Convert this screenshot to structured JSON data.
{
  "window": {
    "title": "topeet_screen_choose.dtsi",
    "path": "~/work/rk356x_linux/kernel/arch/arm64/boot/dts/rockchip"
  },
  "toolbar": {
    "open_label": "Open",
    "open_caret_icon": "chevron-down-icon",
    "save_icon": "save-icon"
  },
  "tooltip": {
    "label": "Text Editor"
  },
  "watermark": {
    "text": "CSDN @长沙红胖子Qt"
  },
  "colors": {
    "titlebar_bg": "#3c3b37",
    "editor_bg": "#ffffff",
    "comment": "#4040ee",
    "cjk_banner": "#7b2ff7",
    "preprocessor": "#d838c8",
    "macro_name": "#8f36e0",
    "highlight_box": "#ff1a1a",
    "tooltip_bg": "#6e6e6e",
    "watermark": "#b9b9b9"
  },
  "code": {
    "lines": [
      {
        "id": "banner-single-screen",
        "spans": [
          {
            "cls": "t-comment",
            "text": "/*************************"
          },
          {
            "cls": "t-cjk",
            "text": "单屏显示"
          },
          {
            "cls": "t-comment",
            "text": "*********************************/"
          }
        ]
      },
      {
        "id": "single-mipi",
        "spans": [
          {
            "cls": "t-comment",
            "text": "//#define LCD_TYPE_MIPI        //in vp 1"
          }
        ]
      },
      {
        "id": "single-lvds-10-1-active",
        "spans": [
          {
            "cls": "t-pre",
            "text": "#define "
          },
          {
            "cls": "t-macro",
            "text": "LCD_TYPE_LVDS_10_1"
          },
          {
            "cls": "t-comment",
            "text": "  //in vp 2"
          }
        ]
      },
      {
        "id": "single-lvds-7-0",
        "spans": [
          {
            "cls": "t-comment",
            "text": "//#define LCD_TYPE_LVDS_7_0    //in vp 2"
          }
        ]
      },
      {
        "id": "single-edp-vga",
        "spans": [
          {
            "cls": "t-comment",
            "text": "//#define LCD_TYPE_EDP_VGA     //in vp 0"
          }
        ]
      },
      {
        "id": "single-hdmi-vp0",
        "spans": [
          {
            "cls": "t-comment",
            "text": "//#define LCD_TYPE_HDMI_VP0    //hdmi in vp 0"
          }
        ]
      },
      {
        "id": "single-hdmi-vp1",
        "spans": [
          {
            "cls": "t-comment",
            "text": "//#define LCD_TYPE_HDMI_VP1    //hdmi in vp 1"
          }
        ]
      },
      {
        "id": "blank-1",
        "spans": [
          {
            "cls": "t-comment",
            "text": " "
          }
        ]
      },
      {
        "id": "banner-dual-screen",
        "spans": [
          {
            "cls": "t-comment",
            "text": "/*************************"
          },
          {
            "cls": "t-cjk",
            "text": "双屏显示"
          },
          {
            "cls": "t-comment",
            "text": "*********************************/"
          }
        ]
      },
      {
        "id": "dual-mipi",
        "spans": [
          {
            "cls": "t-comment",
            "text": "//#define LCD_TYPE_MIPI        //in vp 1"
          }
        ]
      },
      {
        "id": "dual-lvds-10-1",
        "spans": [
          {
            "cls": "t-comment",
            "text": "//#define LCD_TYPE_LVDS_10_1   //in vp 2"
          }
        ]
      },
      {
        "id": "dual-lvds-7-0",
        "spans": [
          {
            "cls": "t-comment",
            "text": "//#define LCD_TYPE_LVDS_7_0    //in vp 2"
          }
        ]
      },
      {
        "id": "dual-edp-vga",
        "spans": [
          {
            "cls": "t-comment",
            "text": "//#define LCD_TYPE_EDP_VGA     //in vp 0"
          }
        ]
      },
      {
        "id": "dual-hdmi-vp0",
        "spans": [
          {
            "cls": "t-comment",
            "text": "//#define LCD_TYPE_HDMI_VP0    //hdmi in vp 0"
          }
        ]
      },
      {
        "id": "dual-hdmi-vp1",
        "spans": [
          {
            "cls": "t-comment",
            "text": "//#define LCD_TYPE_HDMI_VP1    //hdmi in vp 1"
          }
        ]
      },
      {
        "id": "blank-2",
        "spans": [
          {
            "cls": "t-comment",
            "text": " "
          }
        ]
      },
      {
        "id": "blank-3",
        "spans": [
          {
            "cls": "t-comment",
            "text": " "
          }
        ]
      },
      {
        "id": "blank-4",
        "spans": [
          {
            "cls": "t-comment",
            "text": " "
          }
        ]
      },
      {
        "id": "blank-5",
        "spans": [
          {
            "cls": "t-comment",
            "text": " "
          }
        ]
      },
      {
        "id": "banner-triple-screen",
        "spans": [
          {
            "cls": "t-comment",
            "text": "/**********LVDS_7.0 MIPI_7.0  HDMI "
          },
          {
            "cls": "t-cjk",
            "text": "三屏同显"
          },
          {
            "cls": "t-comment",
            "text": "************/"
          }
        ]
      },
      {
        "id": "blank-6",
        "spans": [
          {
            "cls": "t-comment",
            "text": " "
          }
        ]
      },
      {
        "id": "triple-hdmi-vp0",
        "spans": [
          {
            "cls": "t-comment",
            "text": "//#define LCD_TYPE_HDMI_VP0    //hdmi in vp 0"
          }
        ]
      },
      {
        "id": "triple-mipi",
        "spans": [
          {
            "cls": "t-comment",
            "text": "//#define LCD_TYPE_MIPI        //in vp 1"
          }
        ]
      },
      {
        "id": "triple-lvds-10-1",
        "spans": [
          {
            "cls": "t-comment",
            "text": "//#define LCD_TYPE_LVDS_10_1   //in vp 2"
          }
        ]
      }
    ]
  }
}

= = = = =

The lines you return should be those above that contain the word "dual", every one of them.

        "id": "banner-dual-screen",
        "id": "dual-mipi",
        "id": "dual-lvds-10-1",
        "id": "dual-lvds-7-0",
        "id": "dual-edp-vga",
        "id": "dual-hdmi-vp0",
        "id": "dual-hdmi-vp1",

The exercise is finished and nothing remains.